On December 3, 2013, the Latin American and Caribbean Center and the Institute for Public Management and Community Service of the School of International and Public Affairs (SIPA) co-hosted scholars, political analysts and mayors from Colombia, Central America, the Caribbean and the United States to discuss sustainable development in the Americas. FIU’s partners were the Permanent Missions of the United States and Colombia to the Organization of American States (OAS), the General Secretariat of the OAS and Miami Dade County.
John F. Stack, Jr., Executive Director of the School of International and Public Affairs and Francisco Mora, Director of the Latin American and Caribbean Center, joined U.S. Ambassador to the OAS Carmen Lomellin and OAS Executive Secretary for Integral Development Sherry Tross to provide a platform to examine challenges, recommend solutions, and share best-practices with governmental leaders from the region.
As a lead up to the UN’s World Urban Forum 7 (WUF7) scheduled for next April in Medellin, Colombia, the conference –“Towards Sustainable and Resilient Communities in the Americas” — initiated a partnership program to encourage cooperation, the exchange of knowledge, and implementation of best practices related to municipal development, economic opportunity, and democratic governance.

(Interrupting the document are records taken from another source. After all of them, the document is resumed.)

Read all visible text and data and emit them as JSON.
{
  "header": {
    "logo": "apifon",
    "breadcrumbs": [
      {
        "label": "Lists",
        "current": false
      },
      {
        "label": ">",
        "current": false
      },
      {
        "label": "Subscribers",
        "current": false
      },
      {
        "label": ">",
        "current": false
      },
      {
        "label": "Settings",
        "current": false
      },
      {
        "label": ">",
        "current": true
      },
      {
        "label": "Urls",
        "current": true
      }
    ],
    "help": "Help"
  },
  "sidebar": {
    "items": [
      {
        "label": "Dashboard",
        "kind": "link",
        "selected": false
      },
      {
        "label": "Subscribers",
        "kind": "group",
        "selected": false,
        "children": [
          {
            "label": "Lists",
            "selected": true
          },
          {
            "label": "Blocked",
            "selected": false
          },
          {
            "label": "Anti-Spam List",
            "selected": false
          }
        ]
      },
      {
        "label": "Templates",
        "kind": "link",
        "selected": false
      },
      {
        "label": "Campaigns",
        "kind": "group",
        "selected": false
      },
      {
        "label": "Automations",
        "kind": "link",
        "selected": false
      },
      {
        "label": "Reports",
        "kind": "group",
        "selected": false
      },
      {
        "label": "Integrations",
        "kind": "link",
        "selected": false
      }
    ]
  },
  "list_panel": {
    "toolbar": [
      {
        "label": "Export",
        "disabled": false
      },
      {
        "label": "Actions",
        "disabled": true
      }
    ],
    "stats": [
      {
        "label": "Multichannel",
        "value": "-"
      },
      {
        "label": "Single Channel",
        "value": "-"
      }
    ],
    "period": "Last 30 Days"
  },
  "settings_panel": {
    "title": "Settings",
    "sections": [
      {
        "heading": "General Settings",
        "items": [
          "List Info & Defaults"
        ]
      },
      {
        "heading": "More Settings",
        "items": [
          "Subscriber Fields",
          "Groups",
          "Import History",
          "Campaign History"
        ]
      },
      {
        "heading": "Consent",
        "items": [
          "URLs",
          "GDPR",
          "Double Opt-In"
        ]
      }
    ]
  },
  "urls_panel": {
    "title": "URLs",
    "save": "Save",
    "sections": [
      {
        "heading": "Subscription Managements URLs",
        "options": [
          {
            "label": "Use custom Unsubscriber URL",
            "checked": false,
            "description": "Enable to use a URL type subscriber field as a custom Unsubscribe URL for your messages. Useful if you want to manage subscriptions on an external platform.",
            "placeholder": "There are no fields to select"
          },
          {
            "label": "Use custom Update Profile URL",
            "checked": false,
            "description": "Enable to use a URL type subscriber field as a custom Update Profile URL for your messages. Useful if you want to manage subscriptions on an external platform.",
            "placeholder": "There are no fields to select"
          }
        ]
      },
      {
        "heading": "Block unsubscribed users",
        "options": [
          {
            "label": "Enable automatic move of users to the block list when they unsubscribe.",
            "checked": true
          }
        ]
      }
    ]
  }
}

Factors critical to effective city management — citizen engagement, technology, smart energy, waste management and reduction of vulnerabilities — were topics addressed during the open forum by FIU experts. Participants included Dr. Allan Rosenbaum, Director of the Institute for Public Management and Community Service and a faculty member of SIPA’s Department of Public Administration, as well Dr. Howard Frank, Dr. Milena Neshkova, and Dr. Sukumar Ganapati of the Department of Public Administration.
During his keynote address, FIU President Mark B. Rosenberg emphasized education as being foundational to development, sustainability and governance and also noted the challenges that arise when education is not supported at the level necessary for societies to be globally competitive.